Harris talks ambition in women of color after personal attacks during Biden’s VP search
Sen. Kamala Harris on Friday appeared to address the personal attacks on whether she would be a trustworthy partner to presumptive Democratic nominee Joe Biden.
The criticisms of the California senator’s ambition have come in the closing weeks of Biden’s vice president search — and have provoked complaints of sexism and racial bias.
“There will be a resistance to your ambition, there will be people who say to you, ‘you are out of your lane,'” Harris said during a livestream conversation for the Black Women Lead 2020 conference. “They are burdened by only having the capacity to see what has always been instead of what can be. But don’t you let that burden you.”
Asked how she navigates being a black woman in the predominately white male world of politics, Harris said people have questioned her presence and qualifications for her entire career.
Harris, who has long been seen as a favorite to be Biden’s running mate, was only the second Black woman to ever be elected to the Senate, and would be the country’s first Black and Asian vice-presidential candidate.
These are the first remarks Harris has given on the topic of ambition since a barrage of media outlets have quoted Biden allies attacking Harris’ motives and signaling a move to block the former presidential candidate’s chance of becoming Biden’s vice president.
The grudges from some within Biden world mostly stem from Harris’ infamous attack on Biden in a 2019 Democratic primary debate over busing. In one publication, Florida donor John Morgan said Harris “would be running for president the day of the inauguration,” while others generally said she is “too ambitious.” Former Sen. Chris Dodd, a member of Biden’s VP vetting team, reportedly complained to a donor that Harris showed “no remorse” when asked about her clash with Biden on the debate stage.
The 55-year-old California Democrat is one of the women considered the most serious contenders to become the former vice president’s running mate, alongside California Rep. Karen Bass and former national security adviser Susan Rice. Members of Congress, top Democratic donors, Biden allies and others close to the vice presidential vetting process have told CNN that Bass, the 66-year-old chair of the Congressional Black Caucus who some have called “the anti-Kamala Harris,” has gained real traction in the late stage of the search.
On Friday, Bass addressed those comparisons between herself and Harris, questioning why the same wasn’t being done for the white potential VP candidates.
“Why are you comparing me with her?
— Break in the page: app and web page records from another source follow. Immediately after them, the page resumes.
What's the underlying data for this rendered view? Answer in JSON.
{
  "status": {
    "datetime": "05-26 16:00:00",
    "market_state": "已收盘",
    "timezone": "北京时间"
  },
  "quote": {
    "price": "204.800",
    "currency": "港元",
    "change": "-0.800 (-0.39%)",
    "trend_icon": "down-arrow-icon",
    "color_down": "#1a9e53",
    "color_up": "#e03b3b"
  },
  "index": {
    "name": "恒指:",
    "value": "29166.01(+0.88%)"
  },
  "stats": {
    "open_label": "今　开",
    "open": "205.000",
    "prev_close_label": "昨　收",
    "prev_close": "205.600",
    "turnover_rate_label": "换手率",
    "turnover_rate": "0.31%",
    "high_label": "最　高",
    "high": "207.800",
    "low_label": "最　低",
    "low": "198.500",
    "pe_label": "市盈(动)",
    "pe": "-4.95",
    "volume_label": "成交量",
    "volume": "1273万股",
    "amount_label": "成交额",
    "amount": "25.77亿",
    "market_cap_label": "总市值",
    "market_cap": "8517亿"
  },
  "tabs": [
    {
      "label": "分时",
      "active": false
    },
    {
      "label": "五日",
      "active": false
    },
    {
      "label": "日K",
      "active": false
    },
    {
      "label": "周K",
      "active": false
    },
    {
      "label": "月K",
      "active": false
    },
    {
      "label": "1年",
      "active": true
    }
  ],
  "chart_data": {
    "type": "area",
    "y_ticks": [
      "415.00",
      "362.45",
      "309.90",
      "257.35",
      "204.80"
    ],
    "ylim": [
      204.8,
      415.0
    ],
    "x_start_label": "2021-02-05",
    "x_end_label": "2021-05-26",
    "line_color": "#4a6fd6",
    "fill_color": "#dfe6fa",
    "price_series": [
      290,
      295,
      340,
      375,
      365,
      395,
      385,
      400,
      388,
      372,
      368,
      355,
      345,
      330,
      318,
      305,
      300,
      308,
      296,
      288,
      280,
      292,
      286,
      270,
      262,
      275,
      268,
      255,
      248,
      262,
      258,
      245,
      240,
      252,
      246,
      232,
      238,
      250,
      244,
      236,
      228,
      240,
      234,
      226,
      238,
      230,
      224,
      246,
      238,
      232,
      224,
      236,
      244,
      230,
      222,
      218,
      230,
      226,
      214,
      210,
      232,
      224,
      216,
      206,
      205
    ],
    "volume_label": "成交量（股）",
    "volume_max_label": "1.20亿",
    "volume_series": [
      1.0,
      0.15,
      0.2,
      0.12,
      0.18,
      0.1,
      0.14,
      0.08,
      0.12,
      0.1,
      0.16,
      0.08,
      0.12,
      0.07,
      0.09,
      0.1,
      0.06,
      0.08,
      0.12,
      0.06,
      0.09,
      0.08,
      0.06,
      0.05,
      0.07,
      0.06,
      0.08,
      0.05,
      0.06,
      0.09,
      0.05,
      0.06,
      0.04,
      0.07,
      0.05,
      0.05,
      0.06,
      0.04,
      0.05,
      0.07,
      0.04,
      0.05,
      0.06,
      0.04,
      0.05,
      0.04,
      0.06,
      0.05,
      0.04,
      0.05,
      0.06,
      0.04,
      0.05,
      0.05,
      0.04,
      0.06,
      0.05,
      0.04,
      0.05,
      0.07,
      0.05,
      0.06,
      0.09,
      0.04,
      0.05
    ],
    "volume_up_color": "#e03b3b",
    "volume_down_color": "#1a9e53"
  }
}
Why don’t you compare Whitmer with Warren?” she said on the radio show The Breakfast Club. Bass said she’s spoken to Harris since the comparisons were published.
During her Friday comments, Harris told the Black Women Lead conference viewers to embrace their “black girl magic,” and not allow anyone tell them what they can and cannot do, using a popular refrain from her own 2020 presidential run: That she “eats ‘no’ for breakfast.” She told the young women she wants them to be ambitious and have goals of their own.
“You know how many times I’ve been told it can’t be done? Nobody like you has done it before. They’re not ready for you. And I could not listen,” she said.
The attacks on Harris and the apparent pitting of the two Black female politicians against each other prompted Biden campaign manager Jen O’Malley Dillon to weigh in.
“Ambitious women make history, change the world, and win,” Dillon wrote on Twitter.
And Biden himself stood ready to shoot down the criticisms against Harris, as he was photographed this week with a note card listing these bullet points under Harris’ name: “Do not hold grudges.” “Campaigned with me & Jill.” “Talented.” “Great help to campaign.” “Great respect for her.”
Minyon Moore, a Democratic operative who has been part of a public campaign to persuade Biden to pick a Black woman has his running mate, said being a Black female politician has never been easy, but she admires how Harris stays focused on her job.
“We know sexism is alive and well. And we know being Black and facing racism is alive and well. She can’t change any two of those facts,” said Moore, who was the first Black woman political affairs director under former President Bill Clinton. “But what she can continue to do is show that she is a person of substance, a person that has paved the way for many young DA’s to come behind her.”
Biden has told reporters earlier this week that he would choose a running mate in the first week of August, and two aides told CNN that the timing of an announcement was more likely to be pushed back until the week of August 10. But Biden’s advisers gave him a deadline of next week to make up his mind, a person familiar with the process said.